All of our furloughed EA staff continued to receive training and certification throughout the summer months, meaning they were ready to work again as soon as visits were permitted to resume at the end of August. This was of huge benefit to local authorities who could not afford a further backlog of cases when income is vital to funding essential local services. All staff at Bristow & Sutor were also encouraged to undertake an e-learning course on Mental Health Awareness through iHasco. The business invested in more trained Mental Health First Aid staff as we recognised the importance of increased well-being support, especially in light of the global pandemic.
Civil Enforcement agencies have not always been known for their cohesive nature, but we have seen this in abundance across the industry since the onset of COVID-19. The Taking Control of Goods and Certification of Enforcement Agents (Amendment) (Coronavirus) Regulations 2020, laid before parliament in April, directly impacted every Civil Enforcement agency. Lead by the advice and guidance of CIVEA, a unified and collective approach was adopted and rolled out for the good of all firms, employees, clients, debtors and the general public. This included adhering to a Post-Lockdown Support Plan that outlined appropriate ongoing contact with debtors and re-engagement advice. From Monday 20th July, we began supplying reconnection letters to debtors, allowing them to set up flexible payment arrangements and discuss changing circumstances before services recommenced on Monday 24th August.

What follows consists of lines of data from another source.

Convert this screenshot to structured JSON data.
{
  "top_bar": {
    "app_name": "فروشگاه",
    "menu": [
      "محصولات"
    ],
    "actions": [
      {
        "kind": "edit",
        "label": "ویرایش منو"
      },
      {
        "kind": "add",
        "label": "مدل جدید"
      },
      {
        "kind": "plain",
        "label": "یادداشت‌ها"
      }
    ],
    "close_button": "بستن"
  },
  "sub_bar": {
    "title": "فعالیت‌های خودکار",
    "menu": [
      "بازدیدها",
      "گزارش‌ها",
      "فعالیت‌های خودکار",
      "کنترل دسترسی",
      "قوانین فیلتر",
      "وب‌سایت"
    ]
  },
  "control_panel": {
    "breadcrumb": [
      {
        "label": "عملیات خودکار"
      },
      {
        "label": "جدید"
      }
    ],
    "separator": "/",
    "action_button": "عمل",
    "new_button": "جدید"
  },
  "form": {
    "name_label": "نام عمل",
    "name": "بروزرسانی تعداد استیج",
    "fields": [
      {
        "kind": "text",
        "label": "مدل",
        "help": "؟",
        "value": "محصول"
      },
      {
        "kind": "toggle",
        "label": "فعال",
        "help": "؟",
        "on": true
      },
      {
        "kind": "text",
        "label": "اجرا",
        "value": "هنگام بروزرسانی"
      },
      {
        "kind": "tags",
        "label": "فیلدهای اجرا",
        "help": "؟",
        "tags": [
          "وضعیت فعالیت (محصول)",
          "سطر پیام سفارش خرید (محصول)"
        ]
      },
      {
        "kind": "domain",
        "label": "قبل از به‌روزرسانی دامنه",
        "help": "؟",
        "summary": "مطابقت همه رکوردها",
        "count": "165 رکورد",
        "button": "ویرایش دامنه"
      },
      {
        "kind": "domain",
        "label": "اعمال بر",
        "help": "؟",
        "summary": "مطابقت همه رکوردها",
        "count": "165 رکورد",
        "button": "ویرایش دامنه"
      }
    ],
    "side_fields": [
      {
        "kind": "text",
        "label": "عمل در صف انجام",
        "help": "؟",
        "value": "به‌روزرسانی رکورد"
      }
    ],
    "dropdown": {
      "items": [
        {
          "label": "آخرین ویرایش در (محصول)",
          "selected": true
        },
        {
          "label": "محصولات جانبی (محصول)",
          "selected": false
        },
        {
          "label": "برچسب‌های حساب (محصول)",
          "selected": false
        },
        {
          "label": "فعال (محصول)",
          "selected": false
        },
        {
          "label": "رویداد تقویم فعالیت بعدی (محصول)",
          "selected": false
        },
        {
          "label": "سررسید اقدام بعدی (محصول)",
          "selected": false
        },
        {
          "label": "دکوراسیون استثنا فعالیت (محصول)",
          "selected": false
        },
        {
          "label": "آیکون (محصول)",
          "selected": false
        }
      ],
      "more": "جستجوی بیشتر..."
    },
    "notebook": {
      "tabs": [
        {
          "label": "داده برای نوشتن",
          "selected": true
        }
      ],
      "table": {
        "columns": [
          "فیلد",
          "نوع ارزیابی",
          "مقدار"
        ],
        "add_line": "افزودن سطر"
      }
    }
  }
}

There has arguably never been a more important time for Council's to achieve support for enforcement activity as there has been in 2020, to help fill the holes left by the loss of revenue streams, the additional pressure of reduced NDR income and provide increased support to those impacted financially by the coronavirus pandemic. Fortunately, the key to resolving an outstanding debt is and always has been, good communication. With care and consideration, we have continued to achieve this successfully, even during an unprecedented five-month period of no EA visits.
The fair treatment and support of the vulnerable is embedded into the Bristow & Sutor company culture and this remains a driving force behind our direct employment model and comprehensive training initiatives. As a business, we have always supported and considered the unique circumstances of every debtor. It remains more important than ever that we continue to act in this way, as the reality of the coronavirus is that vulnerable cases and financial hardship will continue to affect people in 2021 and beyond. Whilst it is important to acknowledge that more people could find themselves facing difficult circumstances, the skills and techniques required to handle these scenarios remains the same.
Bristow & Sutor successfully collected over £8million for its clients during the lockdown the first lockdown and no complaints were received from debtors in that timeframe. Nearly all of our clients have changed how they do things in some way during 2020, meaning we have had to remain agile and willing to adapt to many bespoke methods.
Check back next week for Part 2, where we review some of the technological changes we have made, the results of the return to enforcement and preview our plans for 2021 and beyond.